The present agri crisis is a result of our inability to resolve issues relating to agriculture which do surface every time the monsoon fails – where we choose to forget the severity once there is correction in weather conditions. With nearly 60-70 percent of the kharif output being dependent on rainfall, it is not surprising that farmers do face challenges when the monsoon is sub-normal.
The farming issues are manifold and start from the time of sowing to delivery in the market place. These include availability of high quality seeds, inputs such as water and fertilizers, finance at both the pre-harvest and post-harvest levels, logistics in moving the goods and finally marketing where it is sold to the consumer. The fact that agriculture is unorganized means that there are several levels of intermediaries which can stretch to 6-8 depending on the crop and location. Lacunae in all parts of the value chain tend to get exacerbated when income of farmers gets impacted relentlessly. This is well known, but reaches media headlines when there are discussions on loan waivers.
The developments in Maharashtra and Madhya Pradesh highlight these issues. Loan waivers are the latest among farm controversies especially during the UP Elections where it was a major winning point. This was followed in Maharashtra and will keep spreading to other states too. The problem with waivers is two-fold. The first is that if it is not invoked then the entire community suffers which creates social problems including farmer suicides. On the other hand, by writing off loans, one creates a moral hazard where those who service their debt are penalized and have an incentive not to repay loans in future.
Banks have always been against such schemes for this reason as the probability of non performing assets (NPAs) increases as farmers choose to default on payments. Presently, with high level of NPAs, banks are not in a position to forgive such loans but the question raised is if corporate loans can be adjusted, why not farm loans, where the reasons are more compelling. The route hence has to be through the government where such provisions have to be made in the budget. This becomes a conundrum for the states as agriculture is a state subject and the centre is unlikely to finance this cost from the Union Budget. States have a problem on hand because of the Fiscal Responsibility and Budget Management Act, 2003 (FRBMA) rules which restrict the level of fiscal deficit or borrowing which can be undertaken. The ratio is fixed at 3 percent of Gross State Domestic Product (GSDP) and hence if states are operating at close to this number it will not be able to extend this benefit. It is this puzzle which explains part of the controversy which has erupted in Maharashtra where farmers are demanding such waivers.

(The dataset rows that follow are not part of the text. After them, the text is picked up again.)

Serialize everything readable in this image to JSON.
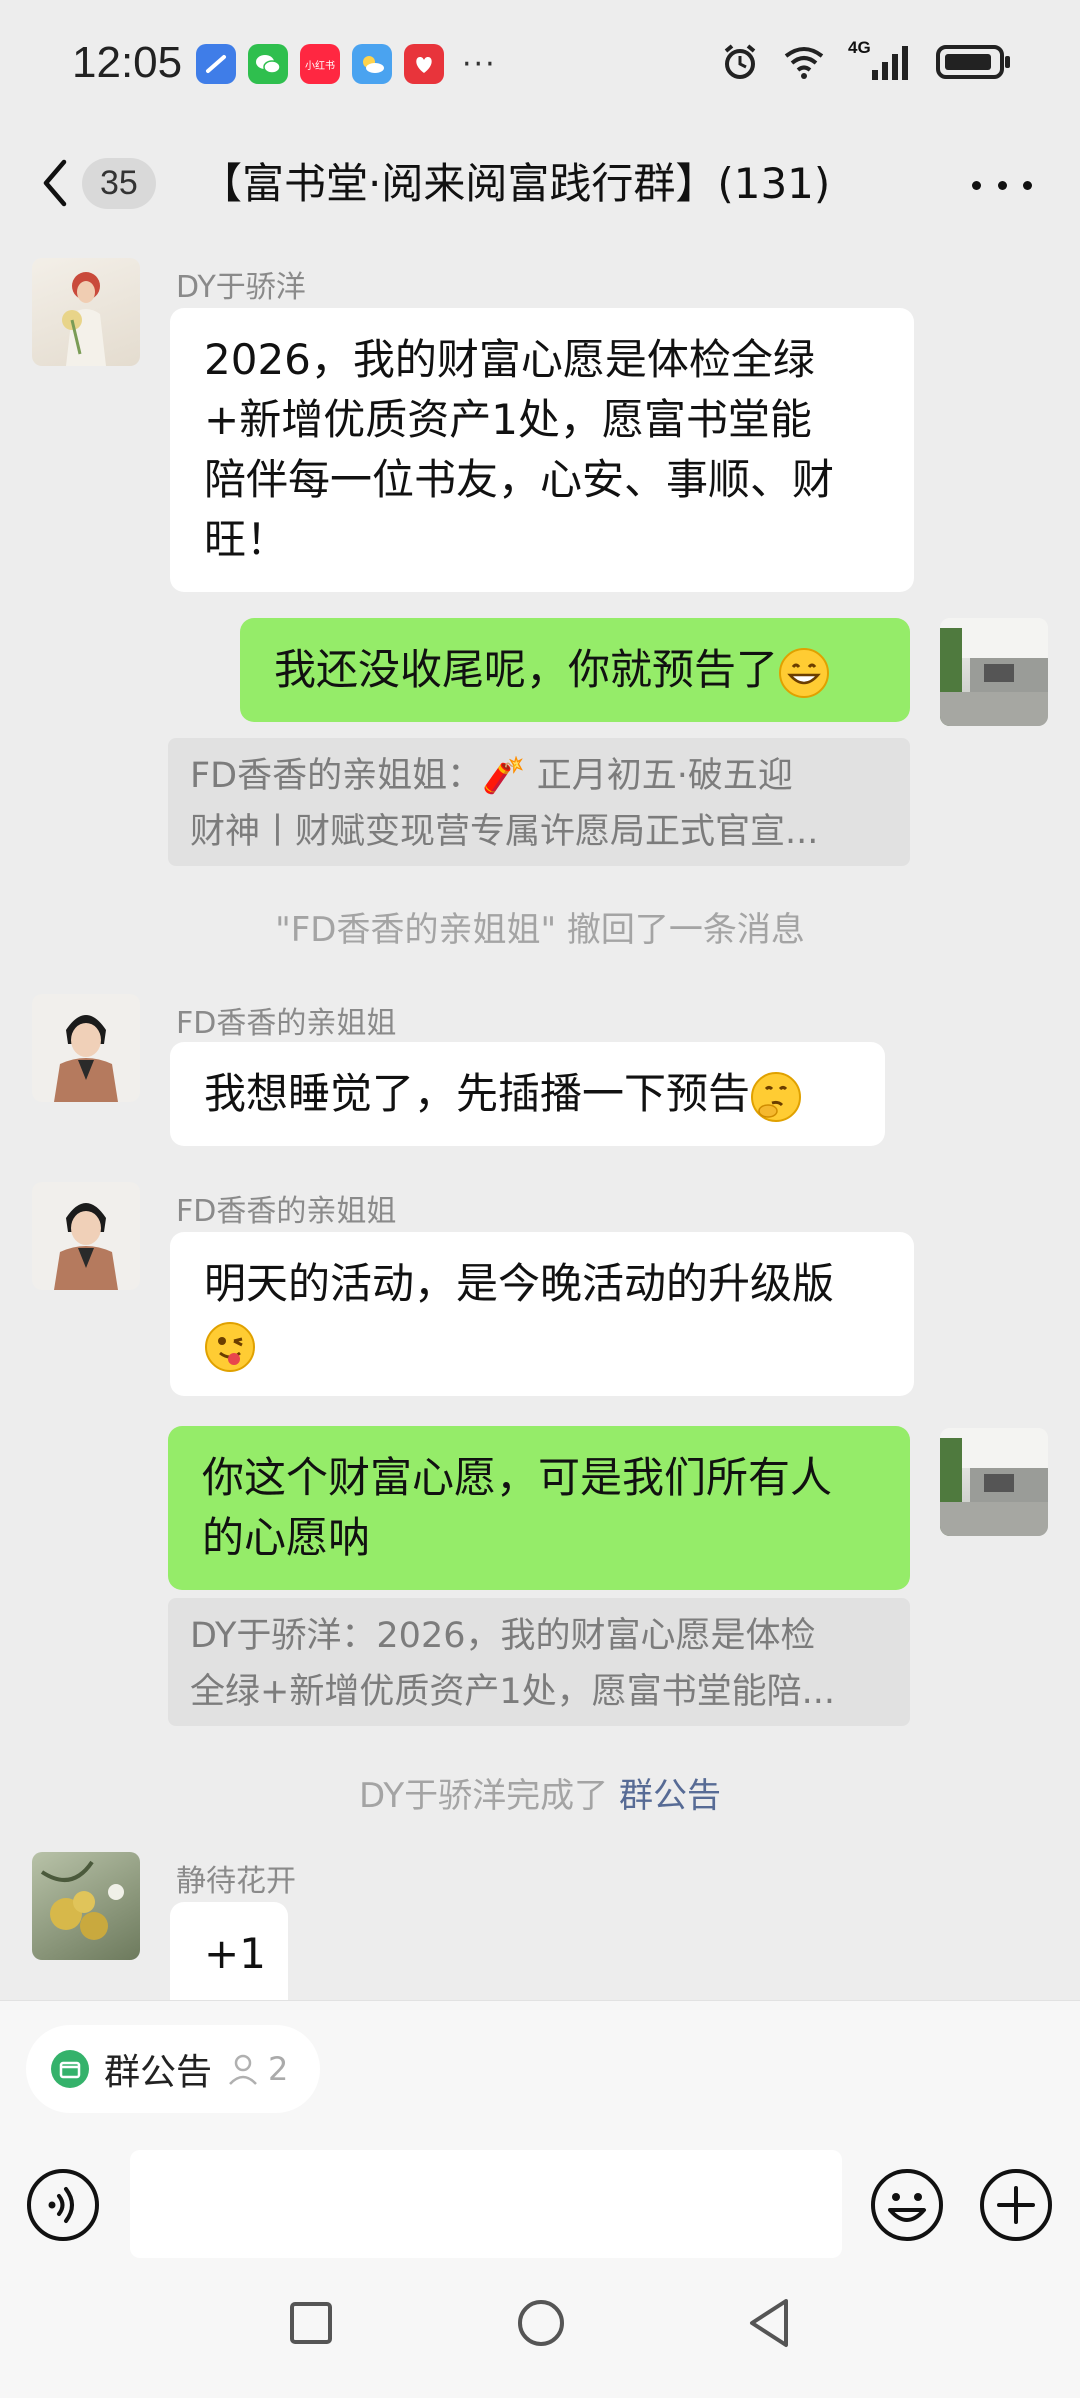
{
  "status_bar": {
    "time": "12:05",
    "more": "···",
    "network": "4G",
    "xiaohongshu_label": "小红书"
  },
  "header": {
    "unread_count": "35",
    "title": "【富书堂·阅来阅富践行群】(131)"
  },
  "messages": [
    {
      "sender": "DY于骄洋",
      "lines": [
        "2026，我的财富心愿是体检全绿",
        "+新增优质资产1处，愿富书堂能",
        "陪伴每一位书友，心安、事顺、财",
        "旺！"
      ]
    },
    {
      "text": "我还没收尾呢，你就预告了",
      "quote_lines": [
        "FD香香的亲姐姐：🧨 正月初五·破五迎",
        "财神丨财赋变现营专属许愿局正式官宣..."
      ]
    },
    {
      "system": "\"FD香香的亲姐姐\" 撤回了一条消息"
    },
    {
      "sender": "FD香香的亲姐姐",
      "text": "我想睡觉了，先插播一下预告"
    },
    {
      "sender": "FD香香的亲姐姐",
      "text": "明天的活动，是今晚活动的升级版"
    },
    {
      "lines": [
        "你这个财富心愿，可是我们所有人",
        "的心愿呐"
      ],
      "quote_lines": [
        "DY于骄洋：2026，我的财富心愿是体检",
        "全绿+新增优质资产1处，愿富书堂能陪..."
      ]
    },
    {
      "system_prefix": "DY于骄洋完成了 ",
      "system_link": "群公告"
    },
    {
      "sender": "静待花开",
      "text": "+1"
    }
  ],
  "notice": {
    "label": "群公告",
    "count": "2"
  },
  "colors": {
    "background": "#ededed",
    "own_bubble": "#95ec69",
    "other_bubble": "#ffffff",
    "link": "#576b95"
  },
  "icons": [
    "back-chevron-icon",
    "more-icon",
    "voice-icon",
    "emoji-icon",
    "plus-icon",
    "announcement-icon",
    "person-icon",
    "nav-square-icon",
    "nav-circle-icon",
    "nav-back-icon"
  ]
}
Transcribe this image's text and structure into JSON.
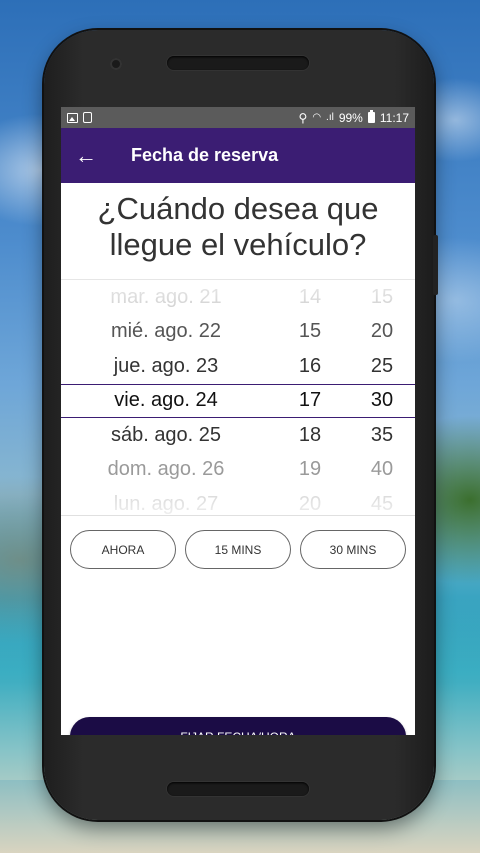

The other issue which is again very pertinent relates to income of farmers. It has been observed that farm prices tend to be volatile where they rise and fall depending on the supplies. While higher prices are helpful when prices crash, it leads to distress as income falls. This is one reason why often farmers abandon their stocks on the roads as the cost of transportation exceeds the final realization (witnessed in onions and tomatoes in the past). The demand here is to have higher minimum support prices (MSPs). The government does announce MSPs for all crops (but excludes horticulture/spice) before the sowing season (both kharif and rabi).
The interesting part is that while the MSP is announced for all crops, procurement is restricted mainly to rice and wheat which has a back-to-back relation with the public distribution system (PDS). For the other crops, the MSP remains a number which does not lead to any procurement for two reasons. The first is that the market price tends to be higher and hence farmers may not wish to sell at this price. The second is that the government does not have the ability or machinery to do so. But the MSP becomes more of a signaling mechanism for the market which adjusts prices to such changes though not in a commensurate manner.
The solution here is two-fold. One, the state can provide a bonus above the MSP for specific crops depending on the demand-supply conditions. Second, the state can get into procurement of these products and use them as a buffer to counter the shortages which tend to be cyclical.
The other segments of the value chain: Seeds, inputs, logistics also have to be addressed at the state-level. There is a pressing need to improve the condition of farmers under these conditions. Productivity has to be enhanced through supply of better inputs as this is the only way out to ensure that there is a system in place in case monsoons are not favourable. There are some signs of farmers moving away from agriculture and migrating to the urban and semi-urban areas in search of better terms of livelihood. The second generation is diminishing in size and given that agricultural output has to keep pace with population growth, the reliance on imports could increase over time if this continues – which will be destabilizing. Therefore, a solution has to be found soon which is permanent in nature.
The present situation does call for remedial measures by state governments as it is important not to engender a contagion which can spread to other states too. Also, given that this is the sowing season, such issues should not be allowed to come in the way of the plans of the farmers as any change in stance can impact farm prospects this year, which is something everyone is banking on given that the monsoon is expected to be normal again.
It is unfortunate that farmers have to voice their grievance with violence but is understandable as they have not been addressed appropriately so far. It is now clear that both over-supply and low production are both sides of the same coin which reflect the suffering of farmers. The issues are pertinent and the solutions exist in the book. We only have to take out the pages and follow what is written.
Updated Date: Jun 08, 2017 15:03 PM